Only groups of more than 0.02% are shown The 2006 Canadian census showed a population of 505,469. Of the 499,830 singular responses to the census question concerning mother tongue the most reported languages were: Note: "n.i.e.": not included elsewhere There were about 25 single-language responses for Amharic, 25 for Bisayan languages, 20 for Sinhala and 20 for Slovak. In addition, there were 435 responses of English and a non-official language; the 2006 Canadian census counted a total of 8,380 immigrants living in Labrador. The most reported origins for these immigrants were: There were about 115 immigrants from Portugal. A total of 41,840 people moved to Newfoundland and Labrador from other parts of Canada between 1996 and 2006 while 79,125 people moved in the opposite direction; these movements resulted in a net outmigration of 18,820 people to Alberta, 9,900 to Ontario 4,690 to Nova Scotia, 1,615 to British Columbia, 940 to Saskatchewan, 825 to the Northwest Territories, 700 to Prince Edward Island.

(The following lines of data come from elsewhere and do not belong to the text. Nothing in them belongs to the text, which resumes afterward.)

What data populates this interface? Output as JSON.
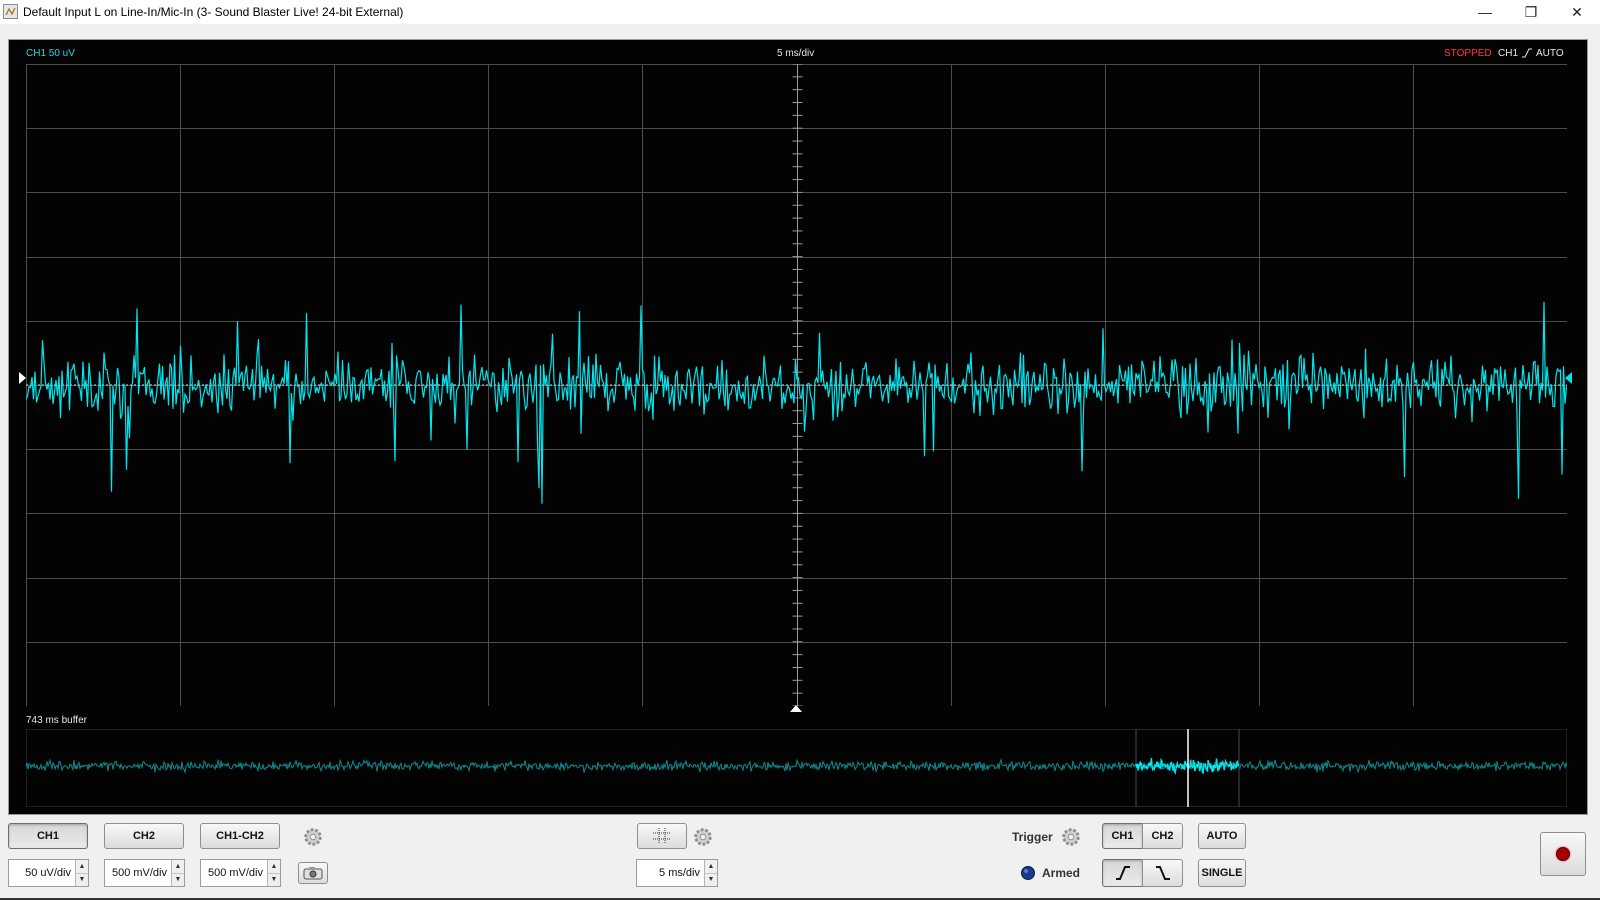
{
  "window": {
    "title": "Default Input L on Line-In/Mic-In (3- Sound Blaster Live! 24-bit External)",
    "controls": {
      "minimize": "—",
      "restore": "❐",
      "close": "✕"
    }
  },
  "scope": {
    "ch1_scale_label": "CH1 50 uV",
    "timebase_label": "5 ms/div",
    "status": "STOPPED",
    "trigger_channel": "CH1",
    "trigger_mode": "AUTO",
    "trace_color": "#00e5ee",
    "status_color": "#ff3a3a",
    "buffer_label": "743 ms buffer"
  },
  "channels": {
    "ch1_button": "CH1",
    "ch2_button": "CH2",
    "diff_button": "CH1-CH2",
    "ch1_scale": "50 uV/div",
    "ch2_scale": "500 mV/div",
    "diff_scale": "500 mV/div"
  },
  "timebase": {
    "value": "5 ms/div"
  },
  "trigger": {
    "label": "Trigger",
    "ch1": "CH1",
    "ch2": "CH2",
    "auto": "AUTO",
    "single": "SINGLE",
    "armed_label": "Armed"
  },
  "icons": {
    "gear": "gear-icon",
    "camera": "camera-icon",
    "grid": "grid-icon",
    "rising_edge": "rising-edge-icon",
    "falling_edge": "falling-edge-icon",
    "record": "record-icon"
  }
}
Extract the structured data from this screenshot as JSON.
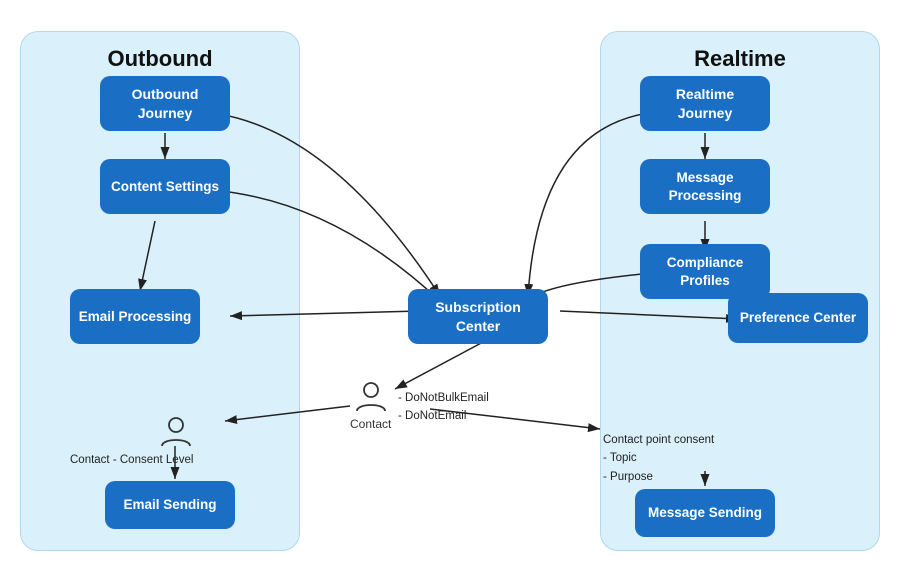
{
  "diagram": {
    "title_outbound": "Outbound",
    "title_realtime": "Realtime",
    "nodes": {
      "outbound_journey": "Outbound\nJourney",
      "content_settings": "Content\nSettings",
      "email_processing": "Email\nProcessing",
      "email_sending": "Email\nSending",
      "subscription_center": "Subscription\nCenter",
      "realtime_journey": "Realtime\nJourney",
      "message_processing": "Message\nProcessing",
      "compliance_profiles": "Compliance\nProfiles",
      "preference_center": "Preference\nCenter",
      "message_sending": "Message\nSending"
    },
    "contact_labels": {
      "main_contact": "Contact",
      "left_contact": "Contact",
      "consent_level": "Consent Level"
    },
    "list_items_contact": [
      "DoNotBulkEmail",
      "DoNotEmail"
    ],
    "list_items_right": [
      "Contact point consent",
      "Topic",
      "Purpose"
    ]
  }
}
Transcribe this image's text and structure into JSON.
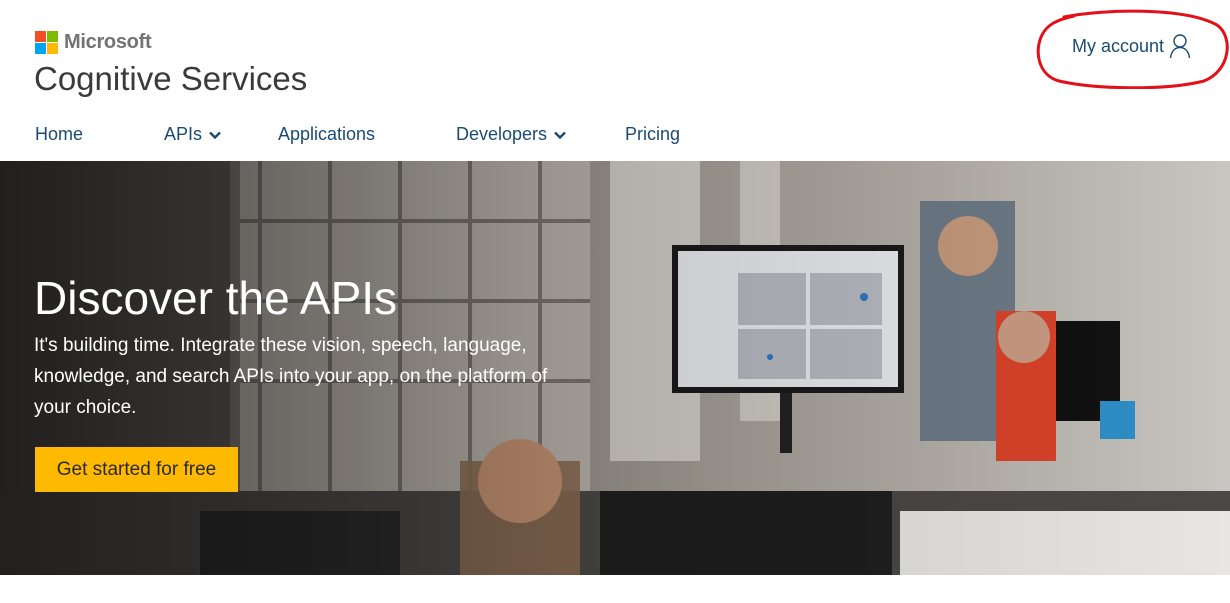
{
  "brand": {
    "company": "Microsoft",
    "product": "Cognitive Services"
  },
  "account": {
    "label": "My account",
    "icon": "user-icon"
  },
  "nav": [
    {
      "label": "Home",
      "has_dropdown": false
    },
    {
      "label": "APIs",
      "has_dropdown": true
    },
    {
      "label": "Applications",
      "has_dropdown": false
    },
    {
      "label": "Developers",
      "has_dropdown": true
    },
    {
      "label": "Pricing",
      "has_dropdown": false
    }
  ],
  "hero": {
    "title": "Discover the APIs",
    "subtitle": "It's building time. Integrate these vision, speech, language, knowledge, and search APIs into your app, on the platform of your choice.",
    "cta": "Get started for free"
  },
  "colors": {
    "nav_text": "#1b4b72",
    "cta_bg": "#ffb900",
    "annotation": "#e3101a"
  }
}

During this period there was a net outmigration of 580 francophones to Quebec and 230 francophones moving to Ontario, a net influx of 320 anglophones from Quebec. Census Metropolitan Areas and Census Agglomerations in the province by population Demographics of Canada List of Canadian provinces and territories by population